    Choosing an RESP Provider

    An important consideration when deciding to begin investing in an RESP is which financial institution to invest with. This is an important decision because of the different fees associated with managing an RESP, which differ bank to bank. Before signing a contract with any one bank, you should take a look at what other banks are offering, as well as reviews of these different RESP accounts online to make the best decision. Below are some popular financial institutions which you can begin an RESP with.

    FAQ

    RESP is taxable, but it is tax-deferred. The original amount deposited by the sponsor(s) is not taxed when the money is withdrawn. However, incentives deposited by the government and investment profits of the account are taxed as regular income in the hands of the beneficiary.

    The RESP is not tax deductible. All amounts deposited into the account can not be deducted from the subscriber’s income taxes.

    The age limit will be different for different RESP plans. A family plan will have an age limit of 21 to be added. The other plans have no age requirements. However, certain incentives provided by the government will have different age limits. For example, the CESG has an age limit of 18, so it is best to invest early.

    Yes, you can withdraw the RESP anytime. However, there will be consequences to withdrawing the money before the beneficiary attends higher education. Mostly, incentives provided to the account must be returned to the government. Additionally, there will be a higher tax rate on investment profits on the account.

    The RESP and RRSP (Registered Retirement Savings Plan) are both savings accounts. However, the RESP is meant to fund a minor’s education, while an RRSP is meant to fund an individual’s retirement. They both have tax benefits and other incentives.

    A TFSA (Tax-free Savings Account) is a much more general savings account. It can be used to save for a child’s future education, but it won’t receive the RESP-specific government incentives such as the CESG and CLB. One benefit of a TFSA is that there will not be consequences if your child decides not to pursue further education.

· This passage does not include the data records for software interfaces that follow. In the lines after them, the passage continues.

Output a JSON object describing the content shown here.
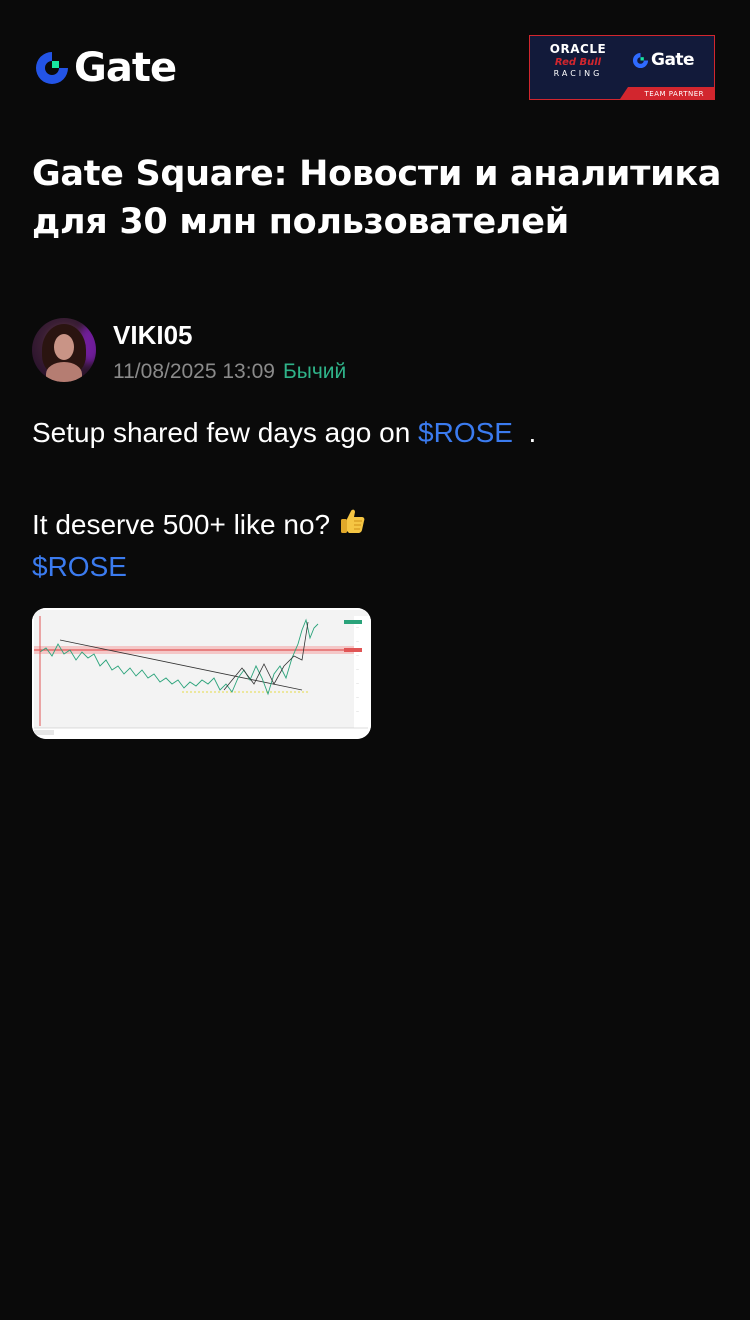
{
  "header": {
    "logo_text": "Gate",
    "partner_badge": {
      "oracle": "ORACLE",
      "redbull": "Red Bull",
      "racing": "RACING",
      "gate": "Gate",
      "team_partner": "TEAM PARTNER"
    }
  },
  "page": {
    "title": "Gate Square: Новости и аналитика для 30 млн пользователей"
  },
  "post": {
    "author": "VIKI05",
    "timestamp": "11/08/2025 13:09",
    "sentiment": "Бычий",
    "line1_text": "Setup shared few days ago on ",
    "line1_ticker": "$ROSE",
    "line1_suffix": "  .",
    "line2_text": "It deserve 500+ like no?",
    "line2_emoji": "thumbs-up-icon",
    "line3_ticker": "$ROSE"
  },
  "colors": {
    "background": "#0a0a0a",
    "ticker": "#3b7bef",
    "sentiment_bullish": "#2fb389",
    "muted": "#8a8a8a",
    "brand_blue": "#2354e6",
    "brand_green": "#17e5a2"
  }
}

    The calculators and content on this page are provided for general information purposes only. WOWA does not guarantee the accuracy of information shown and is not responsible for any consequences of the use of the calculator.